Many of you will infuse some electricity in your Super Bowl party by playing squares, a simple pool-based betting format that appeals to the amateur bettors and degenerates alike. For rules on how to play, click here.
Typically, squares are randomly assigned until all are filled, but some variations of the game let players bid for the best real estate. If that’s the case, the following information will be super helpful to you.
Last year, sports stat site Eldorado worked out your chances of winning with a certain final-score combination using various metrics including the impact of 2015, 2016, and 2017’s historically weird NFL scores (thanks to the NFL moving the extra-point kick back 13 yards), and each team’s win probability per FiveThirtyEight.
Super Bowl LII’s best final-score number combination is [Patriots 0, Eagles 7], followed closely by its inverse [Patriots 7, Eagles 0]. Thirty-two pairs give you an above-average (>1%) chance to win, and the top 12 pairs own over one-third of the board’s probabilities. The worst draw is a pair of twos, which has happened only three times in any regular season or playoff games in the Super Bowl era (since 1966).
Quinnipiac Statistics Professor David Burn uses Super Bowl squares to engage students.
“I would want to end up with ‘0,0’ ‘0,7’ ‘7,0,’” said Burn.
The number 3’s and 4’s are pretty good numbers too. [via]
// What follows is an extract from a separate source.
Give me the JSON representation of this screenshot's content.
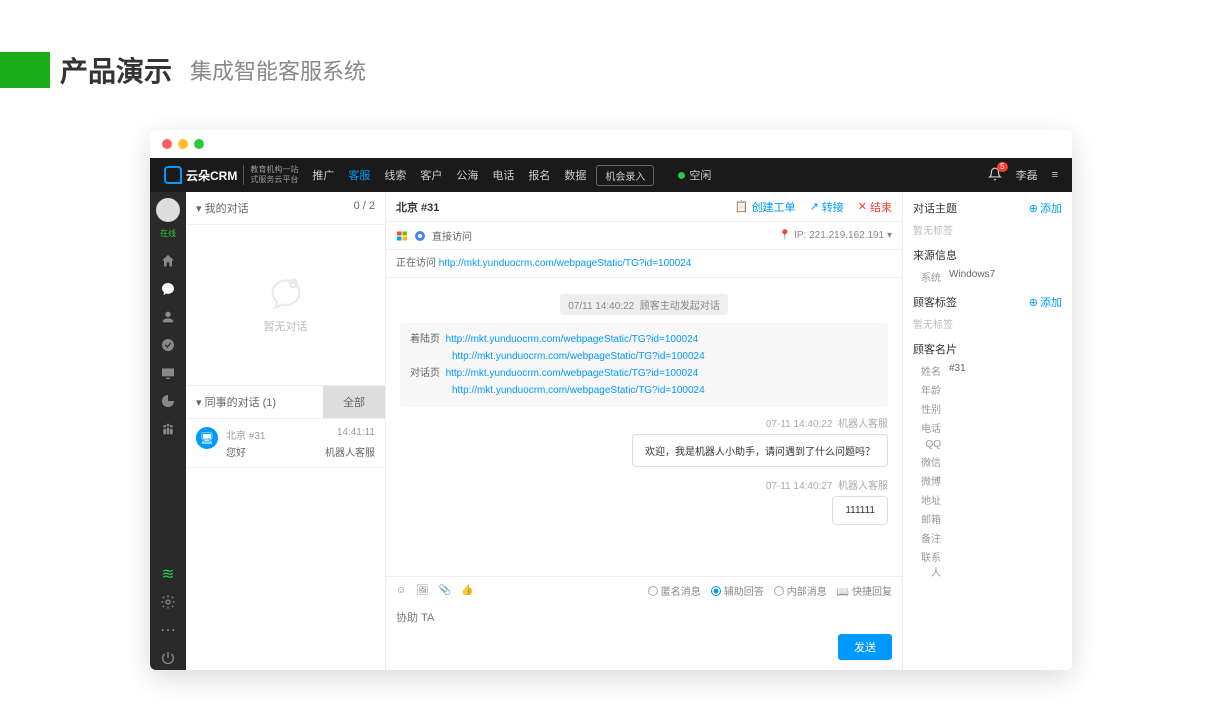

“5 or 9 start to say I’m not going to be ordering that extra pizza or going to the Bahamas,” Burn said.
The number 4 has won five of the last six Super Bowls, while almost 30 percent of final scores have involved the number zero.
The most advantageous combinations, according to a 2013 Harvard Sports analysis study (which does not take into account the lengthened extra point), are as follows:
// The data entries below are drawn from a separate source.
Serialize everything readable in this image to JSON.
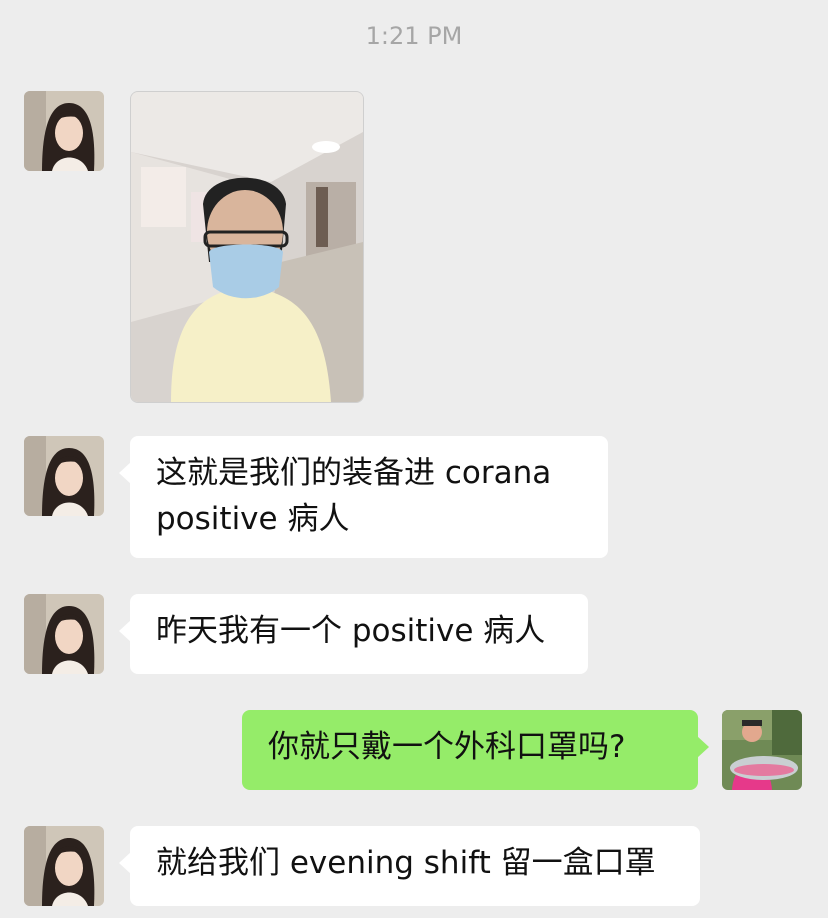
{
  "chat": {
    "timestamp": "1:21 PM",
    "contact_avatar_icon": "contact-avatar-woman-portrait",
    "self_avatar_icon": "self-avatar-man-with-fish",
    "photo_message_icon": "selfie-in-protective-gear-photo",
    "messages": [
      {
        "sender": "contact",
        "text": "这就是我们的装备进 corana positive 病人"
      },
      {
        "sender": "contact",
        "text": "昨天我有一个 positive 病人"
      },
      {
        "sender": "me",
        "text": "你就只戴一个外科口罩吗?"
      },
      {
        "sender": "contact",
        "text": "就给我们 evening shift 留一盒口罩"
      }
    ]
  },
  "colors": {
    "background": "#ededed",
    "incoming_bubble": "#ffffff",
    "outgoing_bubble": "#95ec69",
    "timestamp_text": "#a6a6a6"
  }
}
As the graphic shows, predicting favorite-digit-7 and underdog-digit-0 has been the optimal strategy, with an average payout of $82.74. Assuming each square costs the same amount ($10 in our case), there are only 24 squares that have yielded a profit on average. In fact, there are five squares whose scores have never materialized in any quarter of any game in our sample.
There you have it, bros. Maybe the only time you ever want to be a 0.